After dinner, we headed back to the festival grounds where we had hoped to catch the balloon glow and flicker, however it had just concluded upon our arrival. One thing we noticed during the festival is that the schedule is very lose…many things don’t start on time, or, end sooner than you might expect. The flicker and glow on this particular evening must have started promptly at 6:30, but ended by 7 pm. We did get to catch the evening lighting spectacle the next night and it was truly magical. Seeing so many balloons clustered together, each illuminating their respective balloons at the same time is quite a sight. After the balloon glow period, we headed over to the stage and enjoyed some live music.
The next morning we were up bright and early to catch the sunrise mass ascension, we drove around a while trying to figure out where the best vantage point would be before deciding on Rotary Park. It was quite busy by the time we got there, but were able to find a good spot toward the southern end of the park. The balloons we learned don’t really get in the air until about 8:30 am, an hour later than the schedule lists. Once up though, it was quite a sight. We were at the lake’s edge watching balloons kiss the water as boats speckled the lake taking plenty of close-up photos.
The Havasu Balloon Festival is segmented into a number of sections…the epicenter is the balloon launch field, surrounding it are carnival rides, vendors, arts/crafts and the fair food with a live music stage. The next day we spent most of it at the festival grounds, taking in the various sights, smells, tastes and sounds of the festival. It’s really a fun time for the entire family. We even felt like kids again as we entered the bowels of an inflated balloon on the ground. The top of the balloon was pointed directly at the sun and really illuminated the colors of the fabric, which made for some fun photos.

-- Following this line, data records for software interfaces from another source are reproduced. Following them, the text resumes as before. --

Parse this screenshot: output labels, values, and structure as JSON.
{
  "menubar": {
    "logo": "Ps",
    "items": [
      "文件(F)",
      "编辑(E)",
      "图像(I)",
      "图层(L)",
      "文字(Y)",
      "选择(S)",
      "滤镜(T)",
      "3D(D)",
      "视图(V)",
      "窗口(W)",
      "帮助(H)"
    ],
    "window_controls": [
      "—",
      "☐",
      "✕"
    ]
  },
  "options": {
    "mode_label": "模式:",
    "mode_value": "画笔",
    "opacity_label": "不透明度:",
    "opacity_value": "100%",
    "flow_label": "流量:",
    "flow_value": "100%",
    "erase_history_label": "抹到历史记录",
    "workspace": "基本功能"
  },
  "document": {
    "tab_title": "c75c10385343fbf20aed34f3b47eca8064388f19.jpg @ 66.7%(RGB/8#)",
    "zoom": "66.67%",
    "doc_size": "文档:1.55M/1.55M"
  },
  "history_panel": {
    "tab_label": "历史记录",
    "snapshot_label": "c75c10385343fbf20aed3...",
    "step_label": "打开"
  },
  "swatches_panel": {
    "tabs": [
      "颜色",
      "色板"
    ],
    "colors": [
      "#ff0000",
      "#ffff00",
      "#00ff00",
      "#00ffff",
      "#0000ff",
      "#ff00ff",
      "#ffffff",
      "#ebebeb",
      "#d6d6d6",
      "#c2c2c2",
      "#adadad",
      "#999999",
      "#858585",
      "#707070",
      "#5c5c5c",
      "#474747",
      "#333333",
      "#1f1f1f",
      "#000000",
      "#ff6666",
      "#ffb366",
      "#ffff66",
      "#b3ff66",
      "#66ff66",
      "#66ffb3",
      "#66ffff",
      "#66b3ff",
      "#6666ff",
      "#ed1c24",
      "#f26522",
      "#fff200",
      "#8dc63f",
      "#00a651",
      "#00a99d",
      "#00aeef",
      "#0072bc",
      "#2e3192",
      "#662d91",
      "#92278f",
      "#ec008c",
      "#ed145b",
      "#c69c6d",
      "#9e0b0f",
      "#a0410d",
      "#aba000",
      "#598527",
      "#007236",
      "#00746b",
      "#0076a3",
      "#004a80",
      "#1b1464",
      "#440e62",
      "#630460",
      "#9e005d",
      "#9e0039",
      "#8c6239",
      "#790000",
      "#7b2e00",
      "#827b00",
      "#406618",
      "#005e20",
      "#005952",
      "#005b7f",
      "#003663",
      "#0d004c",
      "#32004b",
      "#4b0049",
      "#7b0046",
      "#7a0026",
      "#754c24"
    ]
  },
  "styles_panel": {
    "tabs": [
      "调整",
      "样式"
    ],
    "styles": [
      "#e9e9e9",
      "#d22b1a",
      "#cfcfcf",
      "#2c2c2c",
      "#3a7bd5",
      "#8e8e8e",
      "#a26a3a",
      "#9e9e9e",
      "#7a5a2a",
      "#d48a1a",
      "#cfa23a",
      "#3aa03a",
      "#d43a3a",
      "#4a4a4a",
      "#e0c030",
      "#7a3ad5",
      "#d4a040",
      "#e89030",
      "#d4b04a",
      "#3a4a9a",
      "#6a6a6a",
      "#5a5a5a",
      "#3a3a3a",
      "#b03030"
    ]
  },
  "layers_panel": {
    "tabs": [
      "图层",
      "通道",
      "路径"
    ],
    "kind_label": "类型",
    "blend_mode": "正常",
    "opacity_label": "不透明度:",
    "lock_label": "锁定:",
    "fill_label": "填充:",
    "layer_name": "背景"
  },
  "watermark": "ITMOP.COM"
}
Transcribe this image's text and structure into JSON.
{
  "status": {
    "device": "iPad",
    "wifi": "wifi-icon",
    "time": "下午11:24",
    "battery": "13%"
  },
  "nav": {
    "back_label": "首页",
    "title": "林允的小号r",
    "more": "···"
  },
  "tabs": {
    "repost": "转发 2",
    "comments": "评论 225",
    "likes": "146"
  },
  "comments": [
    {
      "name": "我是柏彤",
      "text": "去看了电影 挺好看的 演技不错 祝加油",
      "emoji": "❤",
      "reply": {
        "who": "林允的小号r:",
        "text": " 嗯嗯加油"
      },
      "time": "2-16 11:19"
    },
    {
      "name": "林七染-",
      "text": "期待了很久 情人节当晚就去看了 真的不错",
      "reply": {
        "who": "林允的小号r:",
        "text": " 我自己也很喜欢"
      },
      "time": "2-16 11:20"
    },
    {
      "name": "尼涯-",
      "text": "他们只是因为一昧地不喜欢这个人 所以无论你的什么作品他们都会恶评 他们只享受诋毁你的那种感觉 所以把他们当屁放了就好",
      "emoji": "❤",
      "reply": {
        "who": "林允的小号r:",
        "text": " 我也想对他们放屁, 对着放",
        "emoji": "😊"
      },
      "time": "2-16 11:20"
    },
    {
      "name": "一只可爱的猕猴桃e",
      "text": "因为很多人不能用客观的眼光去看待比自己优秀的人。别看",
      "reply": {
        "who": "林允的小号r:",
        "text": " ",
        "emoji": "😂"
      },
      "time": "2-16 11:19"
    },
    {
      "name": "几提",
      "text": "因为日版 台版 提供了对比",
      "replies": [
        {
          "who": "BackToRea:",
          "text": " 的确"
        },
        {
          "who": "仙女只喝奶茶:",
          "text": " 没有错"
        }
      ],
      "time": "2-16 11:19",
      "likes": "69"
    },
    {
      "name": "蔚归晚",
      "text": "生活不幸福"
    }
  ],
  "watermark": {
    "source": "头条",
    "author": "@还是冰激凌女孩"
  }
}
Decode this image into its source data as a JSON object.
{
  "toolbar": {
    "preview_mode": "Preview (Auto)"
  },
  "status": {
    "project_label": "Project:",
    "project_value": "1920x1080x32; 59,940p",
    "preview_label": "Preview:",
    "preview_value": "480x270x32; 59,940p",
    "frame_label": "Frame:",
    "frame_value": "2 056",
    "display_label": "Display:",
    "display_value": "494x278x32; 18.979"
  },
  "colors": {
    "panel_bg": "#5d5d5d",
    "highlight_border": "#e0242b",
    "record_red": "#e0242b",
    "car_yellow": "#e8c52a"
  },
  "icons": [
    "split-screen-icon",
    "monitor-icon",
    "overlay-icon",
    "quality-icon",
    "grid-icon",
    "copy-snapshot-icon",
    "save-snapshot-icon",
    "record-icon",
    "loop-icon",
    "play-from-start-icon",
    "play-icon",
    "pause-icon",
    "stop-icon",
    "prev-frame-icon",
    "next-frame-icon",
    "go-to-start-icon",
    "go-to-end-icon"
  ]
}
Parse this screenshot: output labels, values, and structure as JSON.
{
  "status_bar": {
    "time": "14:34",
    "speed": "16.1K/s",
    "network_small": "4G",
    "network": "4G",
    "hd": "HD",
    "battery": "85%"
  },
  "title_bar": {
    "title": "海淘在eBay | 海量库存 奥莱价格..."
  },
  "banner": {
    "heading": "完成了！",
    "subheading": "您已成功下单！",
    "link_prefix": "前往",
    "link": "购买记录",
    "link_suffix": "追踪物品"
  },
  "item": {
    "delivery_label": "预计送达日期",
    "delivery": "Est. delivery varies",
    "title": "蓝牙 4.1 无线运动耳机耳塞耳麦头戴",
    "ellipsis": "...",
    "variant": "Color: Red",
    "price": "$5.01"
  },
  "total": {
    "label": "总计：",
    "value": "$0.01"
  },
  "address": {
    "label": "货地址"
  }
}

If you’ve never been up in a balloon before, I highly recommend it! It’s one of those activities that will surely exceed your expectations. If you’re afraid of heights, don’t let that stop you…ballooning is something everyone should do once in their life. And, dare I say, regardless of your fear of heights, I can almost assure you you’ll have no troubles with the accession of a hot air balloon—at least this is what I’ve heard from a number of folks admitting their fear of heights and expressing how safe they felt in a balloon. The sensation can most closely be described as floating on a magic carpet. The sensation is almost surreal and quite soothing.
As a spectator, the Havasu Balloon Festival provides a lot of amazing sights—with its shimmering lake nestled among surrounding buttes and mountains, to the iconic landmark of the London Bridge…it’s a fun event you’ll want to return to year after year.
Suggestions when attending the Lake Havasu Balloon Festival
- Reserve lodging and/or campsites early.
- Plan on spending 3-5 days in Lake Havasu City. Festival runs Friday, Saturday and Sunday.
- Don’t spend all of your time at the main launch field, many great vantage areas.
- Best places to view balloons outside of the launch filed are: Rotary Park, the parking lot north of the London Bridge above the boardwalk, and, the London Bridge itself.
- Bring your patience…the line to park at the festival grounds is often quite long…can take up to half an hour to park.
- Don’t leave the festival right after the Glow & Flicker…you’ll be in gridlock. Instead, grab some fair food and enjoy the live entertainment for an hour or two.
- If you’re sensitive to dust, be aware it can be heavy at times, especially after the Glow & Flicker event. It would be nice if festival organizers put down a dust abatement product.
If you’ve ever been to the Havasu Balloon Festival, please leave additional tips and comments below. Click here if you’d like to see more of my photos from the Havasu Balloon Festival.